Look for the word "text" in the data below, and copy every line that holds it.

(Web page and app entries)

^^^^^^^^^^^^^^^^

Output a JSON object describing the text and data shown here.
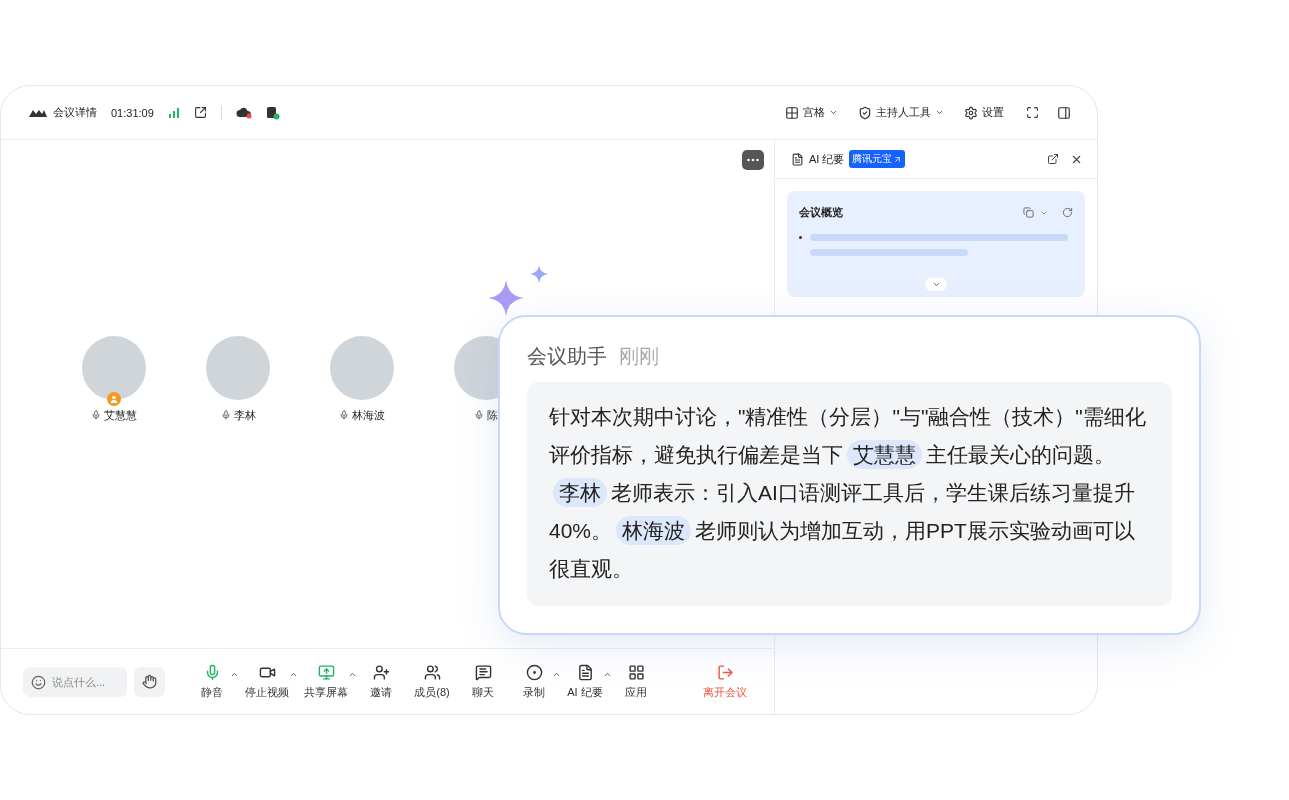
{
  "topbar": {
    "title": "会议详情",
    "timer": "01:31:09",
    "right": [
      {
        "kind": "grid",
        "label": "宫格",
        "caret": true
      },
      {
        "kind": "host",
        "label": "主持人工具",
        "caret": true
      },
      {
        "kind": "settings",
        "label": "设置",
        "caret": false
      }
    ]
  },
  "participants": [
    {
      "name": "艾慧慧",
      "host": true
    },
    {
      "name": "李林",
      "host": false
    },
    {
      "name": "林海波",
      "host": false
    },
    {
      "name": "陈",
      "host": false
    }
  ],
  "chat": {
    "placeholder": "说点什么..."
  },
  "toolbar": [
    {
      "kind": "mic",
      "label": "静音",
      "caret": true
    },
    {
      "kind": "video",
      "label": "停止视频",
      "caret": true
    },
    {
      "kind": "share",
      "label": "共享屏幕",
      "caret": true
    },
    {
      "kind": "invite",
      "label": "邀请",
      "caret": false
    },
    {
      "kind": "members",
      "label": "成员(8)",
      "caret": false
    },
    {
      "kind": "chat",
      "label": "聊天",
      "caret": false
    },
    {
      "kind": "record",
      "label": "录制",
      "caret": true
    },
    {
      "kind": "ai",
      "label": "AI 纪要",
      "caret": true
    },
    {
      "kind": "apps",
      "label": "应用",
      "caret": false
    },
    {
      "kind": "leave",
      "label": "离开会议",
      "caret": false
    }
  ],
  "panel": {
    "title": "AI 纪要",
    "badge": "腾讯元宝",
    "card_title": "会议概览"
  },
  "assistant": {
    "title": "会议助手",
    "time": "刚刚",
    "segments": [
      {
        "text": "针对本次期中讨论，\"精准性（分层）\"与\"融合性（技术）\"需细化评价指标，避免执行偏差是当下",
        "mention": false
      },
      {
        "text": "艾慧慧",
        "mention": true
      },
      {
        "text": "主任最关心的问题。",
        "mention": false
      },
      {
        "text": "李林",
        "mention": true
      },
      {
        "text": "老师表示：引入AI口语测评工具后，学生课后练习量提升40%。",
        "mention": false
      },
      {
        "text": "林海波",
        "mention": true
      },
      {
        "text": "老师则认为增加互动，用PPT展示实验动画可以很直观。",
        "mention": false
      }
    ]
  }
}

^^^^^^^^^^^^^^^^

■ **RESPONSE FOR THIS EXERCISE**
Output a JSON object describing the text and data shown here.
        "text": "针对本次期中讨论，\"精准性（分层）\"与\"融合性（技术）\"需细化评价指标，避免执行偏差是当下",
        "text": "艾慧慧",
        "text": "主任最关心的问题。",
        "text": "李林",
        "text": "老师表示：引入AI口语测评工具后，学生课后练习量提升40%。",
        "text": "林海波",
        "text": "老师则认为增加互动，用PPT展示实验动画可以很直观。",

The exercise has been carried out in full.